WORK ITEM - Output every entry exactly, from the first line to the last.

*** RECORDED DATA Section Begins ***

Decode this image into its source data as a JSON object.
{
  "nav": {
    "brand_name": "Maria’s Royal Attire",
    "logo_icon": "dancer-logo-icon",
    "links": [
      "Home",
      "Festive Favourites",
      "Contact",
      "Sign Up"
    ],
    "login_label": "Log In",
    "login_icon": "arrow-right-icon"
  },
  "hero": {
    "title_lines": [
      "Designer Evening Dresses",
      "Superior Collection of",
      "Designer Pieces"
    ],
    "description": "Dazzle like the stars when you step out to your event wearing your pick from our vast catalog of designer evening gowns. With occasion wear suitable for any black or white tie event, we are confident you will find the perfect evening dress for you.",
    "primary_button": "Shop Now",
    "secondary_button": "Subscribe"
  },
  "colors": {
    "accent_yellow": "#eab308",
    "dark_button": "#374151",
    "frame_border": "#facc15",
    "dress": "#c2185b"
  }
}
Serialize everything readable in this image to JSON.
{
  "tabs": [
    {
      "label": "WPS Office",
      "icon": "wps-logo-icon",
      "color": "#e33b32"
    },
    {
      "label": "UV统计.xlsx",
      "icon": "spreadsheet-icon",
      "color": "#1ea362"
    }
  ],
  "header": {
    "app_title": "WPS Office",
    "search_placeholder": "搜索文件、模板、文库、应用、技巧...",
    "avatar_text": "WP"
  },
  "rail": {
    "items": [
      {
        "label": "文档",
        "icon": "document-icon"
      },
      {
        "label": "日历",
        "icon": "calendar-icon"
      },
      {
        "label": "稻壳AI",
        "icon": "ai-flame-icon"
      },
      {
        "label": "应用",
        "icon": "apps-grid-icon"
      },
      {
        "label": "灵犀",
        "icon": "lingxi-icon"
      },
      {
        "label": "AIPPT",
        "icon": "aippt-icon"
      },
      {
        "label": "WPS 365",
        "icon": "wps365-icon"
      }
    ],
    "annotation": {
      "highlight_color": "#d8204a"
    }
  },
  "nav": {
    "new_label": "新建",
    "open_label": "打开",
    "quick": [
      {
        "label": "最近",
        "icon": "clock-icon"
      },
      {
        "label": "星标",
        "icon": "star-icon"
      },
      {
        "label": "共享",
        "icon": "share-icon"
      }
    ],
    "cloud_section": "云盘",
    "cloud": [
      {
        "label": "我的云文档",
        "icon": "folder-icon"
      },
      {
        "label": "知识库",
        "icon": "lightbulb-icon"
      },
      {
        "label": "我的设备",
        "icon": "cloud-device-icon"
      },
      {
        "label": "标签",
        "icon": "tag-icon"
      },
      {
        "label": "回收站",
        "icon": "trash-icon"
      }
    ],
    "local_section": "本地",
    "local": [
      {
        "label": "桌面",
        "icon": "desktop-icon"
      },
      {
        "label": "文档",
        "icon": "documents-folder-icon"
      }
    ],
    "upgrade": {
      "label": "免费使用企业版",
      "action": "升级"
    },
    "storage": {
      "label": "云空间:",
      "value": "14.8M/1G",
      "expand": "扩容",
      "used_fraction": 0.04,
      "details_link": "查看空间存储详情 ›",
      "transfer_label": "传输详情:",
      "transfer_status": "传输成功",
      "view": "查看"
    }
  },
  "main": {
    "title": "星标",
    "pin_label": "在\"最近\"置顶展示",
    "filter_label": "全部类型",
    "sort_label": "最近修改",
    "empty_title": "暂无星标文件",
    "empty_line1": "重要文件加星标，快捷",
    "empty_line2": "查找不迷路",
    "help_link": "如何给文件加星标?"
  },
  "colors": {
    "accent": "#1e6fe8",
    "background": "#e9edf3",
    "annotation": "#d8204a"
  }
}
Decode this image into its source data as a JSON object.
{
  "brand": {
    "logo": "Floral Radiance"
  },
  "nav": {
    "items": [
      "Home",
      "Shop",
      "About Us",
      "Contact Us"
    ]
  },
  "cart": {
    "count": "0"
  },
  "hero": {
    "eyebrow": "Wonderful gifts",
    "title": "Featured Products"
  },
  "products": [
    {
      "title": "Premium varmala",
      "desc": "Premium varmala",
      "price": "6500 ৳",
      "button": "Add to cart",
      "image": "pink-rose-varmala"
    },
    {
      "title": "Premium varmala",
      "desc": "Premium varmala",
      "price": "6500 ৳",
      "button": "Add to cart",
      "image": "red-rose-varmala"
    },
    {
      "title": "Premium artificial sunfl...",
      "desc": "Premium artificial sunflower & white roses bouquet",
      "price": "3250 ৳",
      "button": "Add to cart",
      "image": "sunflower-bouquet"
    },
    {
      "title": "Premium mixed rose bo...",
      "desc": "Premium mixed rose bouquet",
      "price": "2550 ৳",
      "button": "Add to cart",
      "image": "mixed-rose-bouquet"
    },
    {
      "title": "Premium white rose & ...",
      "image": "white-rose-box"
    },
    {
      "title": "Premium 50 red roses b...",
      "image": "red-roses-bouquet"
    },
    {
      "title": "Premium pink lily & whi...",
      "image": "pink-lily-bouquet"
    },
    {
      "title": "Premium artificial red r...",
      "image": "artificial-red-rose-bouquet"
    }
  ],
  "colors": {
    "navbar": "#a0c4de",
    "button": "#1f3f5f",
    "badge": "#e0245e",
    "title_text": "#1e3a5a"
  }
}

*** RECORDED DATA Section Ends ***

YOUR RESPONSE -
Decode this image into its source data as a JSON object.
{
  "nav": {
    "brand_name": "Maria’s Royal Attire",
    "logo_icon": "dancer-logo-icon",
    "links": [
      "Home",
      "Festive Favourites",
      "Contact",
      "Sign Up"
    ],
    "login_label": "Log In",
    "login_icon": "arrow-right-icon"
  },
  "hero": {
    "title_lines": [
      "Designer Evening Dresses",
      "Superior Collection of",
      "Designer Pieces"
    ],
    "description": "Dazzle like the stars when you step out to your event wearing your pick from our vast catalog of designer evening gowns. With occasion wear suitable for any black or white tie event, we are confident you will find the perfect evening dress for you.",
    "primary_button": "Shop Now",
    "secondary_button": "Subscribe"
  },
  "colors": {
    "accent_yellow": "#eab308",
    "dark_button": "#374151",
    "frame_border": "#facc15",
    "dress": "#c2185b"
  }
}
Serialize everything readable in this image to JSON.
{
  "tabs": [
    {
      "label": "WPS Office",
      "icon": "wps-logo-icon",
      "color": "#e33b32"
    },
    {
      "label": "UV统计.xlsx",
      "icon": "spreadsheet-icon",
      "color": "#1ea362"
    }
  ],
  "header": {
    "app_title": "WPS Office",
    "search_placeholder": "搜索文件、模板、文库、应用、技巧...",
    "avatar_text": "WP"
  },
  "rail": {
    "items": [
      {
        "label": "文档",
        "icon": "document-icon"
      },
      {
        "label": "日历",
        "icon": "calendar-icon"
      },
      {
        "label": "稻壳AI",
        "icon": "ai-flame-icon"
      },
      {
        "label": "应用",
        "icon": "apps-grid-icon"
      },
      {
        "label": "灵犀",
        "icon": "lingxi-icon"
      },
      {
        "label": "AIPPT",
        "icon": "aippt-icon"
      },
      {
        "label": "WPS 365",
        "icon": "wps365-icon"
      }
    ],
    "annotation": {
      "highlight_color": "#d8204a"
    }
  },
  "nav": {
    "new_label": "新建",
    "open_label": "打开",
    "quick": [
      {
        "label": "最近",
        "icon": "clock-icon"
      },
      {
        "label": "星标",
        "icon": "star-icon"
      },
      {
        "label": "共享",
        "icon": "share-icon"
      }
    ],
    "cloud_section": "云盘",
    "cloud": [
      {
        "label": "我的云文档",
        "icon": "folder-icon"
      },
      {
        "label": "知识库",
        "icon": "lightbulb-icon"
      },
      {
        "label": "我的设备",
        "icon": "cloud-device-icon"
      },
      {
        "label": "标签",
        "icon": "tag-icon"
      },
      {
        "label": "回收站",
        "icon": "trash-icon"
      }
    ],
    "local_section": "本地",
    "local": [
      {
        "label": "桌面",
        "icon": "desktop-icon"
      },
      {
        "label": "文档",
        "icon": "documents-folder-icon"
      }
    ],
    "upgrade": {
      "label": "免费使用企业版",
      "action": "升级"
    },
    "storage": {
      "label": "云空间:",
      "value": "14.8M/1G",
      "expand": "扩容",
      "used_fraction": 0.04,
      "details_link": "查看空间存储详情 ›",
      "transfer_label": "传输详情:",
      "transfer_status": "传输成功",
      "view": "查看"
    }
  },
  "main": {
    "title": "星标",
    "pin_label": "在\"最近\"置顶展示",
    "filter_label": "全部类型",
    "sort_label": "最近修改",
    "empty_title": "暂无星标文件",
    "empty_line1": "重要文件加星标，快捷",
    "empty_line2": "查找不迷路",
    "help_link": "如何给文件加星标?"
  },
  "colors": {
    "accent": "#1e6fe8",
    "background": "#e9edf3",
    "annotation": "#d8204a"
  }
}
Decode this image into its source data as a JSON object.
{
  "brand": {
    "logo": "Floral Radiance"
  },
  "nav": {
    "items": [
      "Home",
      "Shop",
      "About Us",
      "Contact Us"
    ]
  },
  "cart": {
    "count": "0"
  },
  "hero": {
    "eyebrow": "Wonderful gifts",
    "title": "Featured Products"
  },
  "products": [
    {
      "title": "Premium varmala",
      "desc": "Premium varmala",
      "price": "6500 ৳",
      "button": "Add to cart",
      "image": "pink-rose-varmala"
    },
    {
      "title": "Premium varmala",
      "desc": "Premium varmala",
      "price": "6500 ৳",
      "button": "Add to cart",
      "image": "red-rose-varmala"
    },
    {
      "title": "Premium artificial sunfl...",
      "desc": "Premium artificial sunflower & white roses bouquet",
      "price": "3250 ৳",
      "button": "Add to cart",
      "image": "sunflower-bouquet"
    },
    {
      "title": "Premium mixed rose bo...",
      "desc": "Premium mixed rose bouquet",
      "price": "2550 ৳",
      "button": "Add to cart",
      "image": "mixed-rose-bouquet"
    },
    {
      "title": "Premium white rose & ...",
      "image": "white-rose-box"
    },
    {
      "title": "Premium 50 red roses b...",
      "image": "red-roses-bouquet"
    },
    {
      "title": "Premium pink lily & whi...",
      "image": "pink-lily-bouquet"
    },
    {
      "title": "Premium artificial red r...",
      "image": "artificial-red-rose-bouquet"
    }
  ],
  "colors": {
    "navbar": "#a0c4de",
    "button": "#1f3f5f",
    "badge": "#e0245e",
    "title_text": "#1e3a5a"
  }
}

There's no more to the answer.